The completion of the AV network and equipment roll-out took just four months and ITM Meeting Solutions and Special-Elektronik were confident that Panasonic would provide the best projectors for the job. “There were three main reasons we chose to standardise on Panasonic – the picture quality, ease of use and reliability of the projectors,” explained Johan Larsson, Project and System Design Manager at Special-Elektronik. “It was an easy choice. We are used to working with Panasonic and we rarely have any issues with the equipment and when we do, they are always resolved in a really quick and efficient manner.”
Jonas Karlsson added: “On a project of this size and complexity, there were bound to be some technology teething problems and we had a few but I can honestly say that none of the issues have related to the Panasonic products – they just work.”
University uses downtime to upgrade tech
With higher education facilities closed during the pandemic, the AV technology solution in the new facility has been a godsend, enabling students to continue to learn by working remotely. In many ways, the absence of students and many teaching staff was also the perfect time to install and test the new systems.
Currently, Jonas believes university staff are using just a fraction of the facilities new technology capabilities but this will change. “The students are already very familiar with the technologies but it will be a gradual transition to new teaching methods as staff become more familiar with the incredible tools available and learn how to make best use of them.”
However, he strongly believes that the new facility and its technology infrastructure are the foundation for the future success of the university. “I believe we have truly delivered the best place to study and teach in Sweden and that it will continue to help us attract the highest calibre national and international students and opportunities for Government and public sector sponsored ground-breaking research,” he concluded.
Dragan added that the design adopted by Mälardalen University would rapidly become the future model for higher education. “The young people of today use these integrated multimedia technologies in their personal lives and expect them to be available in their learning and work environments. In addition, the pandemic has helped everyone to recognise the benefits of digital learning and meetings - the time saving, productivity and environmental benefits of using this technology. Universities that are slow to adopt these new solutions will no doubt be left behind.”

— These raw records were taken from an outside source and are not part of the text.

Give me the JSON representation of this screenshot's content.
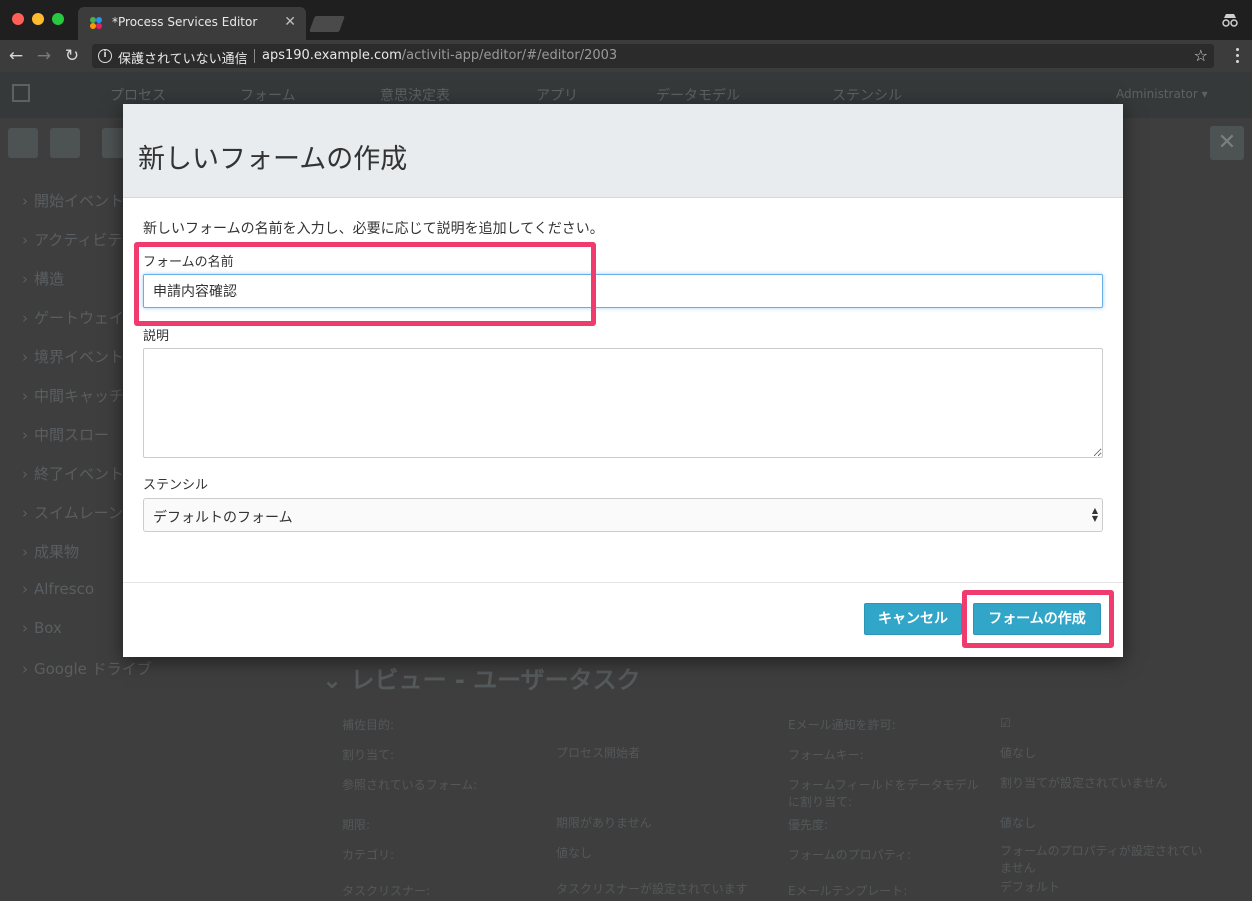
{
  "browser": {
    "tab_title": "*Process Services Editor",
    "tab_close": "✕",
    "insecure_label": "保護されていない通信",
    "url_host": "aps190.example.com",
    "url_path": "/activiti-app/editor/#/editor/2003"
  },
  "app_nav": {
    "items": [
      "プロセス",
      "フォーム",
      "意思決定表",
      "アプリ",
      "データモデル",
      "ステンシル"
    ],
    "user": "Administrator ▾"
  },
  "palette": {
    "items": [
      "開始イベント",
      "アクティビティ",
      "構造",
      "ゲートウェイ",
      "境界イベント",
      "中間キャッチ",
      "中間スロー",
      "終了イベント",
      "スイムレーン",
      "成果物",
      "Alfresco",
      "Box",
      "Google ドライブ"
    ]
  },
  "background_panel": {
    "section_title": "レビュー - ユーザータスク",
    "props_left": [
      {
        "label": "補佐目的:",
        "value": ""
      },
      {
        "label": "割り当て:",
        "value": "プロセス開始者"
      },
      {
        "label": "参照されているフォーム:",
        "value": ""
      },
      {
        "label": "期限:",
        "value": "期限がありません"
      },
      {
        "label": "カテゴリ:",
        "value": "値なし"
      },
      {
        "label": "タスクリスナー:",
        "value": "タスクリスナーが設定されています"
      }
    ],
    "props_right": [
      {
        "label": "Eメール通知を許可:",
        "value": "☑"
      },
      {
        "label": "フォームキー:",
        "value": "値なし"
      },
      {
        "label": "フォームフィールドをデータモデルに割り当て:",
        "value": "割り当てが設定されていません"
      },
      {
        "label": "優先度:",
        "value": "値なし"
      },
      {
        "label": "フォームのプロパティ:",
        "value": "フォームのプロパティが設定されていません"
      },
      {
        "label": "Eメールテンプレート:",
        "value": "デフォルト"
      }
    ]
  },
  "modal": {
    "title": "新しいフォームの作成",
    "intro": "新しいフォームの名前を入力し、必要に応じて説明を追加してください。",
    "name_label": "フォームの名前",
    "name_value": "申請内容確認",
    "description_label": "説明",
    "description_value": "",
    "stencil_label": "ステンシル",
    "stencil_value": "デフォルトのフォーム",
    "cancel_label": "キャンセル",
    "create_label": "フォームの作成"
  },
  "colors": {
    "primary_button": "#31a6c8",
    "highlight": "#f03b6e",
    "focus": "#66afe9"
  }
}
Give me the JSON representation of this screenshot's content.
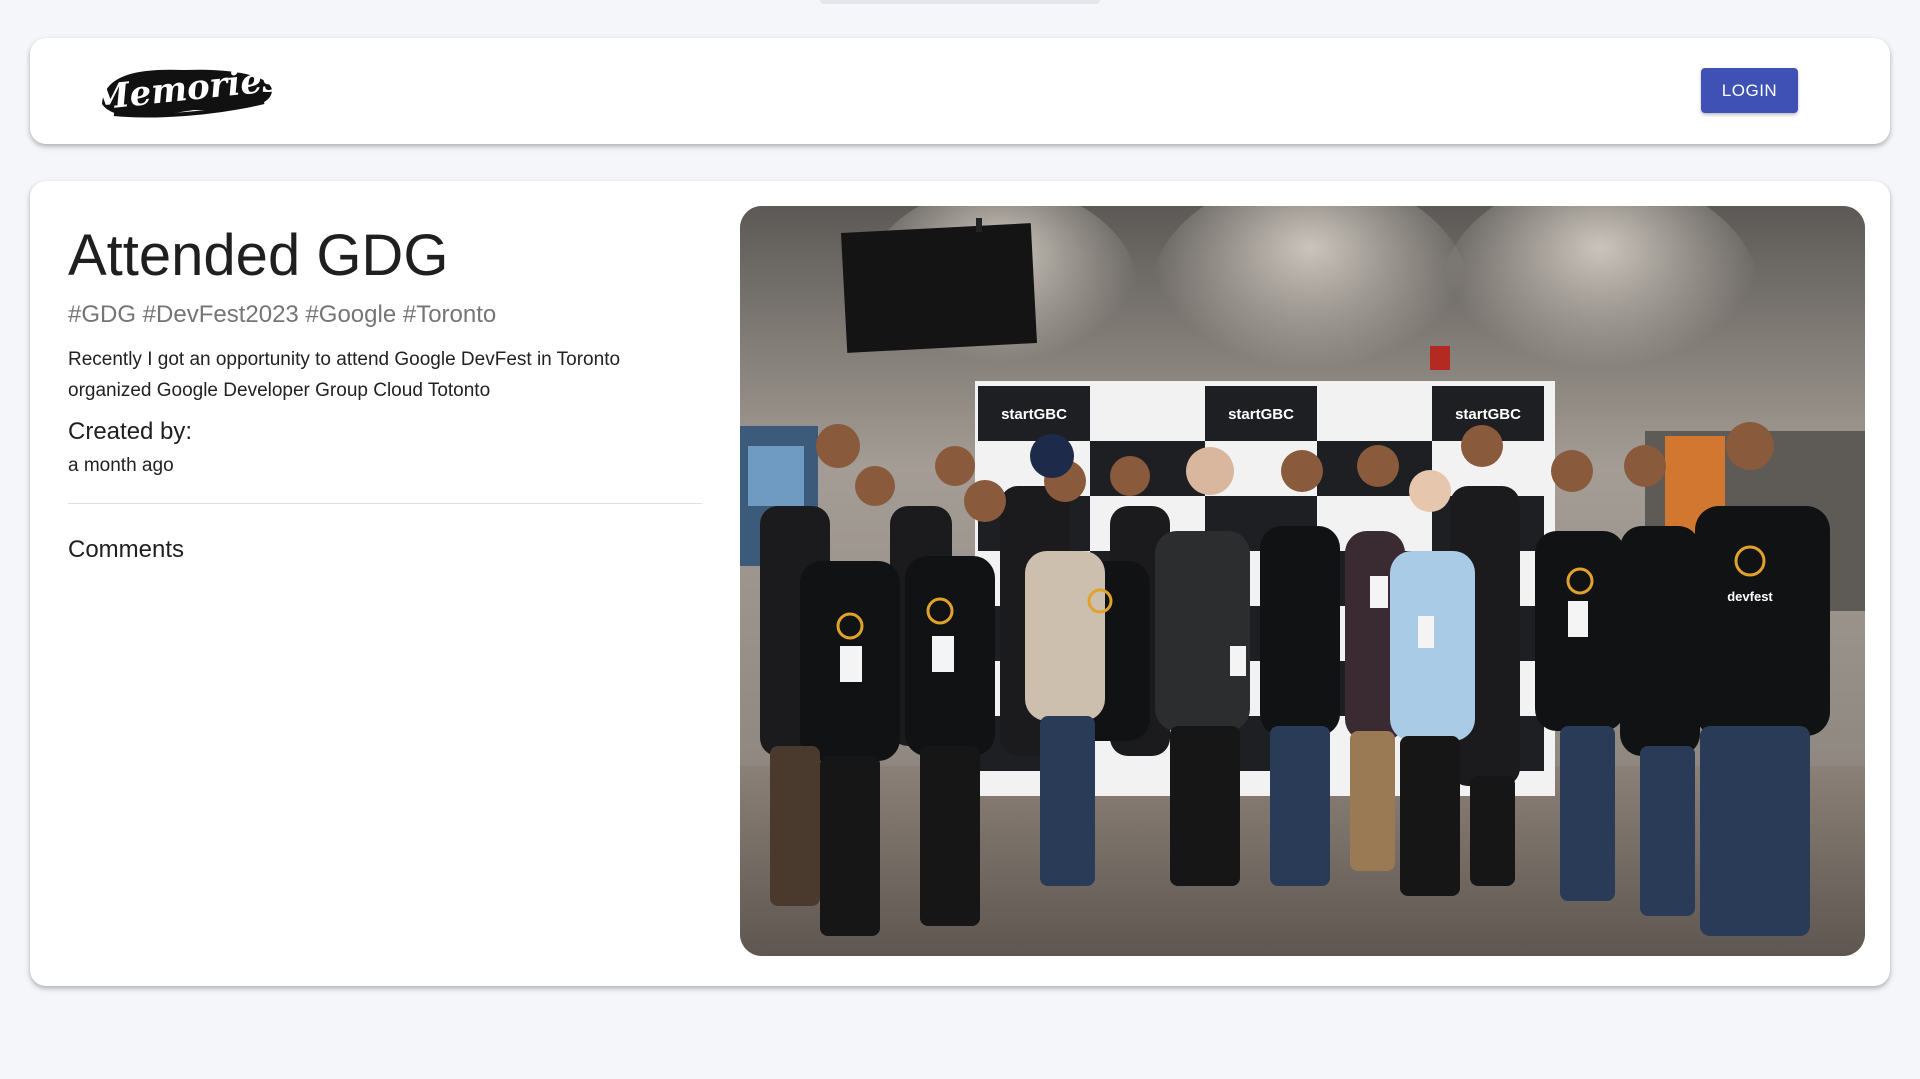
{
  "header": {
    "logo_text": "Memories",
    "login_label": "LOGIN"
  },
  "post": {
    "title": "Attended GDG",
    "tags": "#GDG #DevFest2023 #Google #Toronto",
    "message": "Recently I got an opportunity to attend Google DevFest in Toronto organized Google Developer Group Cloud Totonto",
    "created_label": "Created by:",
    "created_time": "a month ago",
    "comments_label": "Comments"
  },
  "photo": {
    "backdrop_texts": [
      "startGBC",
      "startGBC",
      "startGBC"
    ],
    "shirt_text": "devfest"
  },
  "colors": {
    "accent": "#3f51b5",
    "background": "#f5f6fa"
  }
}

Read more insights…
How has visual attraction design changed since Expo 2010 Shanghai, and what trends are emerging ahead of Expo 2025 Osaka? Chad Kunimoto investigates.
Mention 3D and many of us will immediately think of the pioneering 3D movies where frighteners like the shark Jaws jumped out of the cinema screen to shock the audience. These initial experiences were fun at the time but the surprise of the repetitive effect quickly grew old and was tiring on the eyes. However, 3D has not faded away, far from it. In fact, the use of 3D technology has continued to develop with more powerful media servers and resolutions continuing to improve the experience. Use of the latest 3D techniques in blockbuster movies, such as Avatar 2, look set to revive 3D at the cinema but the other major focus for modern 3D is in the area of entertainment and theme parks.
Panasonic 1-Chip 4K DLP™ projectors and displays provide immersive experience at Linen Mill Studios in Northern Ireland.
Panasonic Connect’s Chad Kunimoto explains how new visual tech is bridging the engagement gap at attractions around the world.
Sorry there was an error...
The files you selected could not be downloaded as they do not exist.
You selected items.
Continue to select additional items or download selected items together as a zip file.
You selected 1 item.
Continue to select additional items or download the selected item directly.